  4. The solutions-based design framework of permaculture exhibits transformative potential, working to holistically integrate natural and human systems toward a more just society. The term can be defined and applied in a breadth of ways, contributing to both strengths and weaknesses for its capacity toward change. To explore the tension of breadth as strength and weakness, we interviewed 25 prominent permaculture teachers and practitioners across the United States (US) regarding how they define permaculture as a concept and perceive the term’s utility. We find that permaculture casts a wide net that participants grapple with in their own work. They engaged in a negotiation process of how they associate or disassociate themselves with the term, recognizing that it can be both unifying and polarizing. Further, there was noted concern of permaculture’s failure to cite and acknowledge its rootedness in Indigenous knowledge, as well as distinguish itself from Indigenous alternatives. We contextualize these findings within the resounding call for a decolonization of modern ways of living and the science of sustainability, of which permaculture can be critically part of. We conclude with recommended best practices for how to continuously (re-)define permaculture in an embodied and dynamic way to work toward these goals.
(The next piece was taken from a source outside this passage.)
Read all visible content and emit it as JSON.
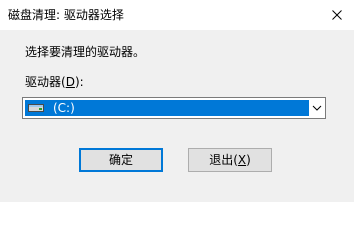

  5. Availability of water for irrigated crops is driven by climate and policy, as moderated by public priorities and opinions. We explore how climate and water policy interact to influence water availability for cannabis (Cannabis sativa), a newly regulated crop in California, as well as how public discourse frames these interactions. Grower access to surface water covaries with precipitation frequency and oscillates consistently in an energetic 11–17 year wet-dry cycle. Assessing contemporary cannabis water policies against historic streamflow data showed that legal surface water access was most reliable for cannabis growers with small water rights (<600 m3) and limited during relatively dry years. Climate variability either facilitates or limits water access in cycles of 10–15 years—rendering cultivators with larger water rights vulnerable to periods of drought. However, news media coverage excludes growers’ perspectives and rarely mentions climate and weather, while public debate over growers’ irrigation water use presumes illegal diversion. This complicates efforts to improve growers’ legal water access, which are further challenged by climate. To promote a socially, politically, and environmentally viable cannabis industry, water policy should better represent growers’ voices and explicitly address stakeholder controversies as it adapts to this new and legal agricultural water user.